Actuaries have a unique role in businesses and organizations; they help companies plan for the future and insulate themselves from losses. You can find actuaries working in the finance departments of insurance companies, employee benefits departments and many government agencies. An actuarial career can take you in many different directions but landing that first position will require some specific skills and several examinations. If you have an analytical mind and an aptitude for math, you may want to consider a career as an actuary.
We're breaking down the steps to help you approach graduation with a plan for securing your first job in the field. Here are a few tips on becoming an actuary.
1. Major in math or business
"Most people who go into work as an actuary are not in an actuarial degree [program]," says McLean Sloughter, associate professor of mathematics at Seattle University. "[Instead, students are] getting a math degree or they're getting a business degree."
Many schools, especially smaller colleges, don't offer specific actuary degrees or actuarial coursework. Both math and business will help you build the skills you'll need in actuarial science. Even if you don't major in those areas, try to complete coursework in those disciplines so you'll have the skills you need to take the required exams to be an actuary. If you don't have any professional experience, you can also list this relevant coursework on your resume.
The website Be an Actuary can help you learn more about what you'll need to enter the profession, such as:
- Taking actuarial exams
- Earning actuary certifications
- Internships in relevant roles
- Strong math skills, business acumen and computer proficiency
- Aptitude for problem solving and self-motivation
But being an actuary isn't all about crunching numbers in front of a computer.
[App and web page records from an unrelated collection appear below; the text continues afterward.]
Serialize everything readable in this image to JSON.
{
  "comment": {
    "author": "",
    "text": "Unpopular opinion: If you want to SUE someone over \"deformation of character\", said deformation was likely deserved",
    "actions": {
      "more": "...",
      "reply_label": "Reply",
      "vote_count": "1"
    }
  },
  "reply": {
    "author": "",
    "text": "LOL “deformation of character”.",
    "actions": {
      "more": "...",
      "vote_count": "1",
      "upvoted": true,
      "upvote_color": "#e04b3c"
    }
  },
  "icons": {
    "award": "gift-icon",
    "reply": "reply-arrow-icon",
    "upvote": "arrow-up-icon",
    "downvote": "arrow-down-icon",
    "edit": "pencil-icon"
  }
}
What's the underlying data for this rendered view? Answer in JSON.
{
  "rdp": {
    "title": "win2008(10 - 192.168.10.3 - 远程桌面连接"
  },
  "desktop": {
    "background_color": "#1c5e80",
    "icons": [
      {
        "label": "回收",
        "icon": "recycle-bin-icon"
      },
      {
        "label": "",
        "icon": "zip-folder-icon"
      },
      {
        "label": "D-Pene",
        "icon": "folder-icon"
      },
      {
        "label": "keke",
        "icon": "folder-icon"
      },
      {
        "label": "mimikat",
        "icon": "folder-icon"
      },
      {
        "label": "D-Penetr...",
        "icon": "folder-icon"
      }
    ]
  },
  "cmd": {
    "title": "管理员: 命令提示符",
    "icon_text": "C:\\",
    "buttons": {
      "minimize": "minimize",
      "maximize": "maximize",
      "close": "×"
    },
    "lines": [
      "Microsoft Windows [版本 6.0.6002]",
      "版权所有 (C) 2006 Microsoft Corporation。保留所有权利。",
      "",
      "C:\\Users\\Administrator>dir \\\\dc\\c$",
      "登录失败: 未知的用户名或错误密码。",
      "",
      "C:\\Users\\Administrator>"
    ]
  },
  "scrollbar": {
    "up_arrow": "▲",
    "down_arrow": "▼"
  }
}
When Sloughter speaks to current actuaries, they often tell her that the job "requires a bit more creativity than some other business and math jobs that are out there."
Students and recent graduates who enjoy math, business and problem-solving might find it rewarding and challenging to predict risk. According to U.S. News & World Report, people rank actuary salaries highly, and job availability and job satisfaction are positive.
2. Meet others in the field
As with many professions, networking is one key to success, especially as you begin your career. Some larger cities have actuarial groups that host events, which can be an excellent opportunity for hopeful actuaries to learn from and meet professionals.
"You can become a bit of a known name to some of the companies in the area and also hear from those people what the job is like and get a better understanding of what they are getting into," says Sloughter.
If you don't have a professional organization nearby, consider starting your own student actuarial group on campus. "In some schools, students put together their own club for folks who are interested in working as an actuary," says Sloughter. "Partly, so they have groups to work and study together with as they are prepping for those exams and to pass on recommendations of courses to new members. But that also can be an avenue to reach out to people who are working in the area."
Find an actuary in your area, let them know you're part of an on-campus group and ask if they would be willing to talk with you about their work.
"If you get in touch with a company and say, 'Hey, we've got a group of five or 10 people who are interested in learning more,' my experience has been that there's a pretty good chance that someone will be happy to come and chat with you about that," Sloughter says.
3. Land an actuarial internship
If you're in college and you hope to become an actuary, try to find a position as an actuarial intern before you graduate. You'll gain experience and perspective on what day-to-day life as an actuary is like. If you perform well, you may even be able to secure a job after graduation.
"A lot of people will have an internship between their junior and senior year that then turns into a job with the same company once they graduate," says Sloughter.
4. Prep for the exams
Entry-level actuaries will take between seven and 10 exams before they start a position in the field. Your testing schedule will be based on which of the two actuarial tracks you decide to pursue:
- Life and health insurance
- Property and casualty insurance
"Most jobs want to hire someone who has passed at least one of those exams," says Sloughter. If you've been studying math and business, your undergraduate classes may have covered the material on the exams. That said, preparing with a study group or with study guides is also important. According to Sloughter, the exams have a high failure rate, so students shouldn't be surprised if they don't pass on the first try. "You go back and you study some more and take it again," he says. "It doesn't look like a red mark against you."
5. Send out those applications
Before you apply for a job, make sure your resume is concise and professional. Check out our Resume Builder to write a resume that will stand out and get you to the interview phase. Or, you can check out our Consulting Actuary Resume Example, and work from that if you'd like. Your cover letter should convey your experience and the skills you have that would ensure your success as an actuary, like math and problem-solving. Get even more advice to build a strong application with our Cover Letter Builder.
When it comes to standing out as a high-quality candidate, your application materials and showing initiative will set you well on your way. Add a couple of the required exams and an internship to the mix and you'll be an extremely strong candidate. With preparation, education and a professional resume, you'll be much closer to getting your dream job as an actuary.